#### [Exercise directions]
Restate the full listing word for word; images stay out of it.

#### [Data shown]

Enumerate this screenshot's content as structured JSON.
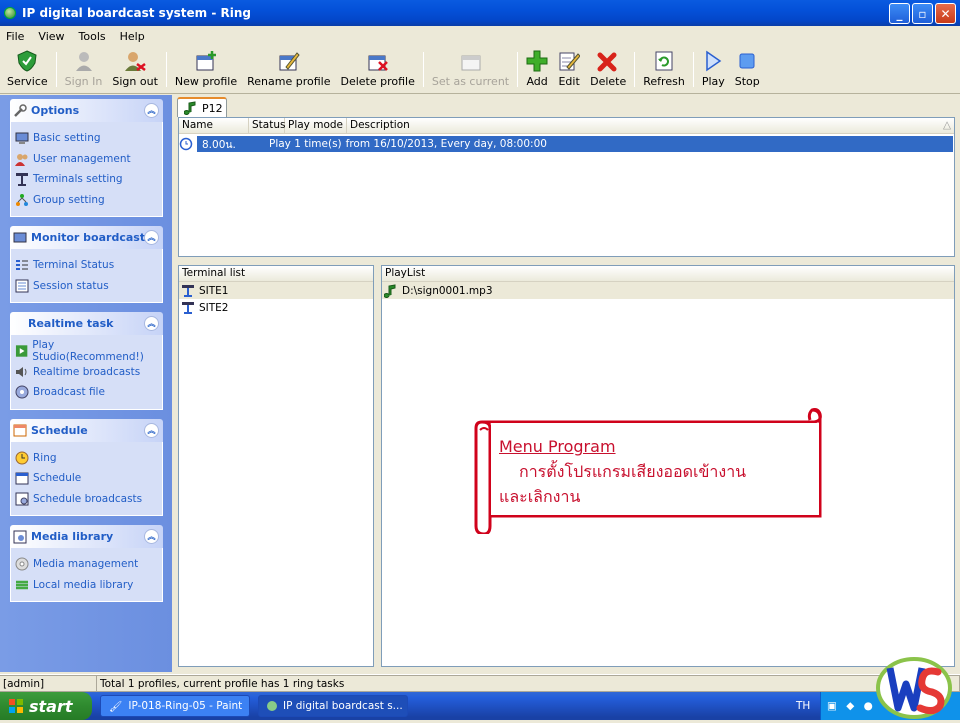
{
  "window": {
    "title": "IP digital boardcast system  -  Ring"
  },
  "menu": [
    "File",
    "View",
    "Tools",
    "Help"
  ],
  "toolbar": [
    {
      "label": "Service",
      "icon": "shield-icon",
      "disabled": false
    },
    {
      "label": "Sign In",
      "icon": "user-icon",
      "disabled": true
    },
    {
      "label": "Sign out",
      "icon": "user-signout-icon",
      "disabled": false
    },
    {
      "label": "New profile",
      "icon": "new-profile-icon",
      "disabled": false
    },
    {
      "label": "Rename profile",
      "icon": "rename-profile-icon",
      "disabled": false
    },
    {
      "label": "Delete profile",
      "icon": "delete-profile-icon",
      "disabled": false
    },
    {
      "label": "Set as current",
      "icon": "set-current-icon",
      "disabled": true
    },
    {
      "label": "Add",
      "icon": "add-icon",
      "disabled": false
    },
    {
      "label": "Edit",
      "icon": "edit-icon",
      "disabled": false
    },
    {
      "label": "Delete",
      "icon": "delete-icon",
      "disabled": false
    },
    {
      "label": "Refresh",
      "icon": "refresh-icon",
      "disabled": false
    },
    {
      "label": "Play",
      "icon": "play-icon",
      "disabled": false
    },
    {
      "label": "Stop",
      "icon": "stop-icon",
      "disabled": false
    }
  ],
  "sidebar": {
    "groups": [
      {
        "title": "Options",
        "items": [
          "Basic setting",
          "User management",
          "Terminals setting",
          "Group setting"
        ]
      },
      {
        "title": "Monitor boardcast",
        "items": [
          "Terminal Status",
          "Session status"
        ]
      },
      {
        "title": "Realtime task",
        "items": [
          "Play Studio(Recommend!)",
          "Realtime broadcasts",
          "Broadcast file"
        ]
      },
      {
        "title": "Schedule",
        "items": [
          "Ring",
          "Schedule",
          "Schedule broadcasts"
        ]
      },
      {
        "title": "Media library",
        "items": [
          "Media management",
          "Local media library"
        ]
      }
    ]
  },
  "tabs": [
    {
      "label": "P12"
    }
  ],
  "profiles_table": {
    "columns": [
      "Name",
      "Status",
      "Play mode",
      "Description"
    ],
    "rows": [
      {
        "name": "8.00น.",
        "status": "",
        "play_mode": "Play 1 time(s)",
        "description": "from 16/10/2013, Every day, 08:00:00"
      }
    ]
  },
  "terminal_list": {
    "header": "Terminal list",
    "items": [
      "SITE1",
      "SITE2"
    ]
  },
  "playlist": {
    "header": "PlayList",
    "items": [
      "D:\\sign0001.mp3"
    ]
  },
  "statusbar": {
    "user": "[admin]",
    "message": "Total 1 profiles, current profile has 1 ring tasks"
  },
  "taskbar": {
    "start": "start",
    "tasks": [
      "IP-018-Ring-05 - Paint",
      "IP digital boardcast s..."
    ],
    "lang": "TH"
  },
  "callout": {
    "title": "Menu Program",
    "line1": "การตั้งโปรแกรมเสียงออดเข้างาน",
    "line2": "และเลิกงาน"
  },
  "colors": {
    "accent": "#215dc6",
    "selection": "#316ac5",
    "callout": "#c8102e"
  }
}
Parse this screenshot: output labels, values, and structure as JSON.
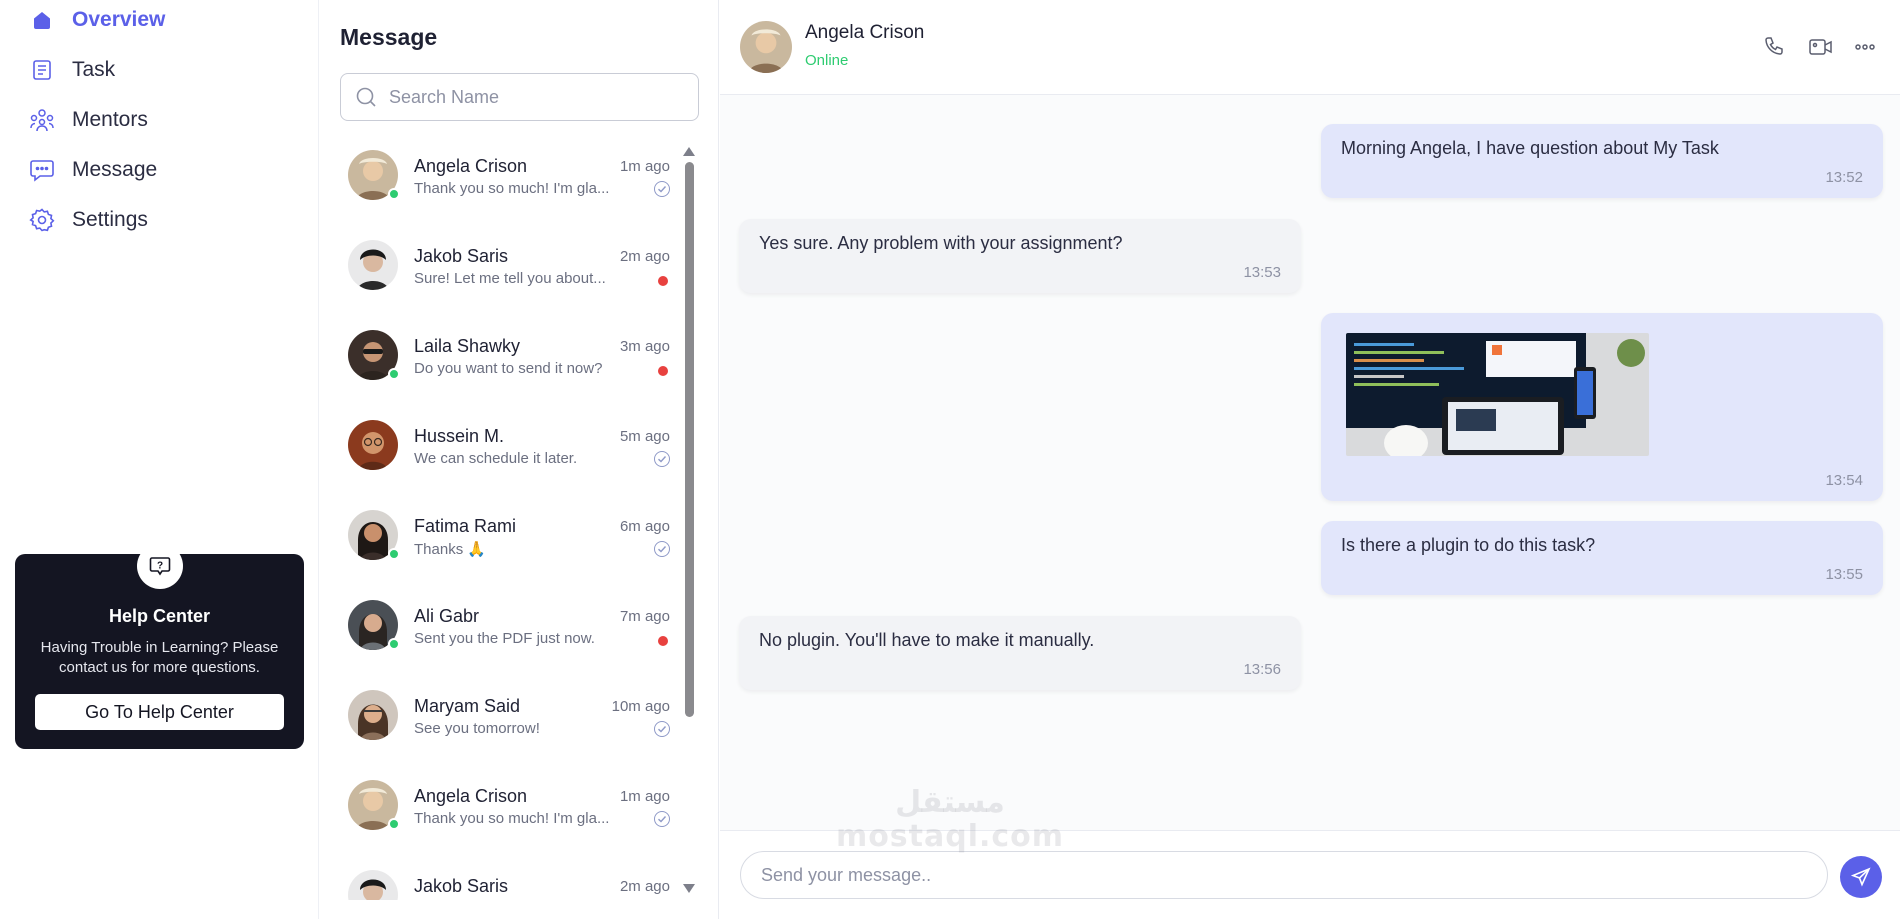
{
  "sidebar": {
    "nav": [
      {
        "label": "Overview",
        "icon": "home-icon",
        "active": true
      },
      {
        "label": "Task",
        "icon": "task-icon",
        "active": false
      },
      {
        "label": "Mentors",
        "icon": "mentors-icon",
        "active": false
      },
      {
        "label": "Message",
        "icon": "message-icon",
        "active": false
      },
      {
        "label": "Settings",
        "icon": "settings-icon",
        "active": false
      }
    ],
    "help": {
      "title": "Help Center",
      "text": "Having Trouble in Learning? Please contact us for more questions.",
      "button": "Go To Help Center"
    }
  },
  "messages": {
    "title": "Message",
    "search_placeholder": "Search Name",
    "conversations": [
      {
        "name": "Angela Crison",
        "time": "1m ago",
        "preview": "Thank you so much! I'm gla...",
        "online": true,
        "status": "read"
      },
      {
        "name": "Jakob Saris",
        "time": "2m ago",
        "preview": "Sure! Let me tell you about...",
        "online": false,
        "status": "unread"
      },
      {
        "name": "Laila Shawky",
        "time": "3m ago",
        "preview": "Do you want to send it now?",
        "online": true,
        "status": "unread"
      },
      {
        "name": "Hussein M.",
        "time": "5m ago",
        "preview": "We can schedule it later.",
        "online": false,
        "status": "read"
      },
      {
        "name": "Fatima Rami",
        "time": "6m ago",
        "preview": "Thanks 🙏",
        "online": true,
        "status": "read"
      },
      {
        "name": "Ali Gabr",
        "time": "7m ago",
        "preview": "Sent you the PDF just now.",
        "online": true,
        "status": "unread"
      },
      {
        "name": "Maryam Said",
        "time": "10m ago",
        "preview": "See you tomorrow!",
        "online": false,
        "status": "read"
      },
      {
        "name": "Angela Crison",
        "time": "1m ago",
        "preview": "Thank you so much! I'm gla...",
        "online": true,
        "status": "read"
      },
      {
        "name": "Jakob Saris",
        "time": "2m ago",
        "preview": "",
        "online": false,
        "status": "none"
      }
    ]
  },
  "chat": {
    "name": "Angela Crison",
    "status": "Online",
    "messages": [
      {
        "dir": "out",
        "text": "Morning Angela, I have question about My Task",
        "time": "13:52"
      },
      {
        "dir": "in",
        "text": "Yes sure. Any problem with your assignment?",
        "time": "13:53"
      },
      {
        "dir": "out",
        "text": "",
        "image": true,
        "time": "13:54"
      },
      {
        "dir": "out",
        "text": "Is there a plugin to do this task?",
        "time": "13:55"
      },
      {
        "dir": "in",
        "text": "No plugin. You'll have to make it manually.",
        "time": "13:56"
      }
    ],
    "composer_placeholder": "Send your message..",
    "colors": {
      "accent": "#5b60e8",
      "online": "#2ecc71",
      "unread": "#e8413f",
      "outgoing_bubble": "#e2e6fb"
    }
  },
  "watermark": {
    "arabic": "مستقل",
    "latin": "mostaql.com"
  }
}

#### [Answer to this task]
Enumerate this screenshot's content as structured JSON.
{
  "window": {
    "title": "IP digital boardcast system  -  Ring"
  },
  "menu": [
    "File",
    "View",
    "Tools",
    "Help"
  ],
  "toolbar": [
    {
      "label": "Service",
      "icon": "shield-icon",
      "disabled": false
    },
    {
      "label": "Sign In",
      "icon": "user-icon",
      "disabled": true
    },
    {
      "label": "Sign out",
      "icon": "user-signout-icon",
      "disabled": false
    },
    {
      "label": "New profile",
      "icon": "new-profile-icon",
      "disabled": false
    },
    {
      "label": "Rename profile",
      "icon": "rename-profile-icon",
      "disabled": false
    },
    {
      "label": "Delete profile",
      "icon": "delete-profile-icon",
      "disabled": false
    },
    {
      "label": "Set as current",
      "icon": "set-current-icon",
      "disabled": true
    },
    {
      "label": "Add",
      "icon": "add-icon",
      "disabled": false
    },
    {
      "label": "Edit",
      "icon": "edit-icon",
      "disabled": false
    },
    {
      "label": "Delete",
      "icon": "delete-icon",
      "disabled": false
    },
    {
      "label": "Refresh",
      "icon": "refresh-icon",
      "disabled": false
    },
    {
      "label": "Play",
      "icon": "play-icon",
      "disabled": false
    },
    {
      "label": "Stop",
      "icon": "stop-icon",
      "disabled": false
    }
  ],
  "sidebar": {
    "groups": [
      {
        "title": "Options",
        "items": [
          "Basic setting",
          "User management",
          "Terminals setting",
          "Group setting"
        ]
      },
      {
        "title": "Monitor boardcast",
        "items": [
          "Terminal Status",
          "Session status"
        ]
      },
      {
        "title": "Realtime task",
        "items": [
          "Play Studio(Recommend!)",
          "Realtime broadcasts",
          "Broadcast file"
        ]
      },
      {
        "title": "Schedule",
        "items": [
          "Ring",
          "Schedule",
          "Schedule broadcasts"
        ]
      },
      {
        "title": "Media library",
        "items": [
          "Media management",
          "Local media library"
        ]
      }
    ]
  },
  "tabs": [
    {
      "label": "P12"
    }
  ],
  "profiles_table": {
    "columns": [
      "Name",
      "Status",
      "Play mode",
      "Description"
    ],
    "rows": [
      {
        "name": "8.00น.",
        "status": "",
        "play_mode": "Play 1 time(s)",
        "description": "from 16/10/2013, Every day, 08:00:00"
      }
    ]
  },
  "terminal_list": {
    "header": "Terminal list",
    "items": [
      "SITE1",
      "SITE2"
    ]
  },
  "playlist": {
    "header": "PlayList",
    "items": [
      "D:\\sign0001.mp3"
    ]
  },
  "statusbar": {
    "user": "[admin]",
    "message": "Total 1 profiles, current profile has 1 ring tasks"
  },
  "taskbar": {
    "start": "start",
    "tasks": [
      "IP-018-Ring-05 - Paint",
      "IP digital boardcast s..."
    ],
    "lang": "TH"
  },
  "callout": {
    "title": "Menu Program",
    "line1": "การตั้งโปรแกรมเสียงออดเข้างาน",
    "line2": "และเลิกงาน"
  },
  "colors": {
    "accent": "#215dc6",
    "selection": "#316ac5",
    "callout": "#c8102e"
  }
}
Parse this screenshot: output labels, values, and structure as JSON.
{
  "sidebar": {
    "nav": [
      {
        "label": "Overview",
        "icon": "home-icon",
        "active": true
      },
      {
        "label": "Task",
        "icon": "task-icon",
        "active": false
      },
      {
        "label": "Mentors",
        "icon": "mentors-icon",
        "active": false
      },
      {
        "label": "Message",
        "icon": "message-icon",
        "active": false
      },
      {
        "label": "Settings",
        "icon": "settings-icon",
        "active": false
      }
    ],
    "help": {
      "title": "Help Center",
      "text": "Having Trouble in Learning? Please contact us for more questions.",
      "button": "Go To Help Center"
    }
  },
  "messages": {
    "title": "Message",
    "search_placeholder": "Search Name",
    "conversations": [
      {
        "name": "Angela Crison",
        "time": "1m ago",
        "preview": "Thank you so much! I'm gla...",
        "online": true,
        "status": "read"
      },
      {
        "name": "Jakob Saris",
        "time": "2m ago",
        "preview": "Sure! Let me tell you about...",
        "online": false,
        "status": "unread"
      },
      {
        "name": "Laila Shawky",
        "time": "3m ago",
        "preview": "Do you want to send it now?",
        "online": true,
        "status": "unread"
      },
      {
        "name": "Hussein M.",
        "time": "5m ago",
        "preview": "We can schedule it later.",
        "online": false,
        "status": "read"
      },
      {
        "name": "Fatima Rami",
        "time": "6m ago",
        "preview": "Thanks 🙏",
        "online": true,
        "status": "read"
      },
      {
        "name": "Ali Gabr",
        "time": "7m ago",
        "preview": "Sent you the PDF just now.",
        "online": true,
        "status": "unread"
      },
      {
        "name": "Maryam Said",
        "time": "10m ago",
        "preview": "See you tomorrow!",
        "online": false,
        "status": "read"
      },
      {
        "name": "Angela Crison",
        "time": "1m ago",
        "preview": "Thank you so much! I'm gla...",
        "online": true,
        "status": "read"
      },
      {
        "name": "Jakob Saris",
        "time": "2m ago",
        "preview": "",
        "online": false,
        "status": "none"
      }
    ]
  },
  "chat": {
    "name": "Angela Crison",
    "status": "Online",
    "messages": [
      {
        "dir": "out",
        "text": "Morning Angela, I have question about My Task",
        "time": "13:52"
      },
      {
        "dir": "in",
        "text": "Yes sure. Any problem with your assignment?",
        "time": "13:53"
      },
      {
        "dir": "out",
        "text": "",
        "image": true,
        "time": "13:54"
      },
      {
        "dir": "out",
        "text": "Is there a plugin to do this task?",
        "time": "13:55"
      },
      {
        "dir": "in",
        "text": "No plugin. You'll have to make it manually.",
        "time": "13:56"
      }
    ],
    "composer_placeholder": "Send your message..",
    "colors": {
      "accent": "#5b60e8",
      "online": "#2ecc71",
      "unread": "#e8413f",
      "outgoing_bubble": "#e2e6fb"
    }
  },
  "watermark": {
    "arabic": "مستقل",
    "latin": "mostaql.com"
  }
}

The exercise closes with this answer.